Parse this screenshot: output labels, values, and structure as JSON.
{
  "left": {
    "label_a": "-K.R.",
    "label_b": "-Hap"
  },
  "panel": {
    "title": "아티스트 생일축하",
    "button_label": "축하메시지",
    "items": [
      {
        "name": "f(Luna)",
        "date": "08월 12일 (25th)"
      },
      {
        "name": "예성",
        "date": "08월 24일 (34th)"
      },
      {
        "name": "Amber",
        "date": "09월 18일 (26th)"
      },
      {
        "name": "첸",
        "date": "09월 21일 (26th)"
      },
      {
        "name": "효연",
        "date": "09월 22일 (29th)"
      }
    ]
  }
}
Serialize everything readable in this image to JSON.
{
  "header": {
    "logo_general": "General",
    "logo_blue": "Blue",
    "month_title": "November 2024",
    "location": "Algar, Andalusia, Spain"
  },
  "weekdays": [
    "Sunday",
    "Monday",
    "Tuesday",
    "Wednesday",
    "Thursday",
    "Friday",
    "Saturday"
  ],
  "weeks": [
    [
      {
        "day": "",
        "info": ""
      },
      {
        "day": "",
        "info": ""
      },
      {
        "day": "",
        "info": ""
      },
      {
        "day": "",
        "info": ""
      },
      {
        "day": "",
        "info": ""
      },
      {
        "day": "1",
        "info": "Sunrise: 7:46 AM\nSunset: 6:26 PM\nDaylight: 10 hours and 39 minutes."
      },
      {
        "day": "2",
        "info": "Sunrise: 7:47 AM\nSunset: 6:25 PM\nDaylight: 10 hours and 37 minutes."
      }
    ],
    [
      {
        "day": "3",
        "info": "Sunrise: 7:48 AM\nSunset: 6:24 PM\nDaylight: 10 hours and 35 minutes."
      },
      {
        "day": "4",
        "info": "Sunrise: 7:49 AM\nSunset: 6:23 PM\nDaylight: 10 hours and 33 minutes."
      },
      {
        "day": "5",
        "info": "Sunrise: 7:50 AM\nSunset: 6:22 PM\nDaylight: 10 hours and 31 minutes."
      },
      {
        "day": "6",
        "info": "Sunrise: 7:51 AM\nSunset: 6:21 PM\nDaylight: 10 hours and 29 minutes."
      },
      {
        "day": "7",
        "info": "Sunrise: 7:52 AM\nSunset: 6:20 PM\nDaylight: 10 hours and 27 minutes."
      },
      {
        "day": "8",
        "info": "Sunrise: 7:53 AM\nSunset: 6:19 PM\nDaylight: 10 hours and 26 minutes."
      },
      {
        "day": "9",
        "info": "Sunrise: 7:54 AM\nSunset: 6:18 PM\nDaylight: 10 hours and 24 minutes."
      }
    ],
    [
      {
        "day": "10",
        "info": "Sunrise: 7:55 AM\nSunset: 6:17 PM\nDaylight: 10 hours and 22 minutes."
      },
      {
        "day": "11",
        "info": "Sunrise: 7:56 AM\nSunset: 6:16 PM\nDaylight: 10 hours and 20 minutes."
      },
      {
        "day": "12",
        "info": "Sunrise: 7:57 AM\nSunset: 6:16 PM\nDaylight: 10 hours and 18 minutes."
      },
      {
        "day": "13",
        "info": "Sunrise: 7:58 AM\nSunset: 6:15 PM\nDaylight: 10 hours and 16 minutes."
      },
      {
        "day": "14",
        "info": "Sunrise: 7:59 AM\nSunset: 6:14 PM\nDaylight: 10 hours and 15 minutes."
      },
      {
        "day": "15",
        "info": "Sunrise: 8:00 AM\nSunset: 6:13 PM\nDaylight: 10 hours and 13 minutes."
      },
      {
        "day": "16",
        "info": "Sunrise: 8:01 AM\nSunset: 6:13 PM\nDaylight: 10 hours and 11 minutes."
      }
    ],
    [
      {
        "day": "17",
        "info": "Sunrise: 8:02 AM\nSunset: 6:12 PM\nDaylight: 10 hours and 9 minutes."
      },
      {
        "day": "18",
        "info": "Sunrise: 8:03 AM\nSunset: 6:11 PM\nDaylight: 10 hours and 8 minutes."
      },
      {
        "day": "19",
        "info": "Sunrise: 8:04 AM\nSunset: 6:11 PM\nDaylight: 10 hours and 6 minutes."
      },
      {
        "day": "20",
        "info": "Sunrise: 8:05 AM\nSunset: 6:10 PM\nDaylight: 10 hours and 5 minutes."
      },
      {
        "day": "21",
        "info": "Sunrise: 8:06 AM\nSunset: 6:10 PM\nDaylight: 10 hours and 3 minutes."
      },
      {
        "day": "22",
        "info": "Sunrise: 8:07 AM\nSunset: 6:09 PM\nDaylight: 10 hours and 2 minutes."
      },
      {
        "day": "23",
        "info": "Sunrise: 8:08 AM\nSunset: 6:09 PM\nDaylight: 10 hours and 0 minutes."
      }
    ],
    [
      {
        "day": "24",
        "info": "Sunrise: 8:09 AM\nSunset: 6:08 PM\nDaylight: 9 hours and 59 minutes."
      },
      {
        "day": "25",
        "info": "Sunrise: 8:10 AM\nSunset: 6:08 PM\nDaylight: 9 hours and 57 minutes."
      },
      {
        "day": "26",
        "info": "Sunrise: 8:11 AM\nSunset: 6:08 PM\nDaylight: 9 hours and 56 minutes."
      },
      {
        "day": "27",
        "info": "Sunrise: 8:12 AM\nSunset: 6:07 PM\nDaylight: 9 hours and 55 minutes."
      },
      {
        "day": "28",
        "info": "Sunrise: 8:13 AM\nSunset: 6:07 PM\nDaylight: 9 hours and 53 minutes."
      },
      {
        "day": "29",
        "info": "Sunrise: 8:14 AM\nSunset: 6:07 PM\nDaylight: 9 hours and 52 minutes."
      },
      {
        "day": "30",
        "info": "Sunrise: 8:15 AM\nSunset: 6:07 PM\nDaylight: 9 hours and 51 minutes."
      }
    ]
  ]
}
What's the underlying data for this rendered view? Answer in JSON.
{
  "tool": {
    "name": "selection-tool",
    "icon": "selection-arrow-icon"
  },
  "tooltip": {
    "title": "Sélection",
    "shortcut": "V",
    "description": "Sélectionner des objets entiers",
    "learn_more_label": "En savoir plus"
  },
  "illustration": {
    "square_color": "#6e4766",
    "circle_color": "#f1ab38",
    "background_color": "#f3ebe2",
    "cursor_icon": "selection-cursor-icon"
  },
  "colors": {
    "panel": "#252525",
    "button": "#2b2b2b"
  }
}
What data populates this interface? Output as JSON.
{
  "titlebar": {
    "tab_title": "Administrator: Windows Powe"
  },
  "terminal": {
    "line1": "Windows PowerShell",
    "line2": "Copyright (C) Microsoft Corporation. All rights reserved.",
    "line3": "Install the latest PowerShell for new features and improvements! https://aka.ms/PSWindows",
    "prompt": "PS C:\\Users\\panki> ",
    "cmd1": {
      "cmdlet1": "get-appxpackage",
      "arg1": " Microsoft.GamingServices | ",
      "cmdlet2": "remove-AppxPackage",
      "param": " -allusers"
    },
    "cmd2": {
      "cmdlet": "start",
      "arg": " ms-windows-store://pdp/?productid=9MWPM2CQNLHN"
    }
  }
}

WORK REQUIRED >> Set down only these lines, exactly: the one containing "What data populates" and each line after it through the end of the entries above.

EXERCISE RESULT >>
What data populates this interface? Output as JSON.
{
  "titlebar": {
    "tab_title": "Administrator: Windows Powe"
  },
  "terminal": {
    "line1": "Windows PowerShell",
    "line2": "Copyright (C) Microsoft Corporation. All rights reserved.",
    "line3": "Install the latest PowerShell for new features and improvements! https://aka.ms/PSWindows",
    "prompt": "PS C:\\Users\\panki> ",
    "cmd1": {
      "cmdlet1": "get-appxpackage",
      "arg1": " Microsoft.GamingServices | ",
      "cmdlet2": "remove-AppxPackage",
      "param": " -allusers"
    },
    "cmd2": {
      "cmdlet": "start",
      "arg": " ms-windows-store://pdp/?productid=9MWPM2CQNLHN"
    }
  }
}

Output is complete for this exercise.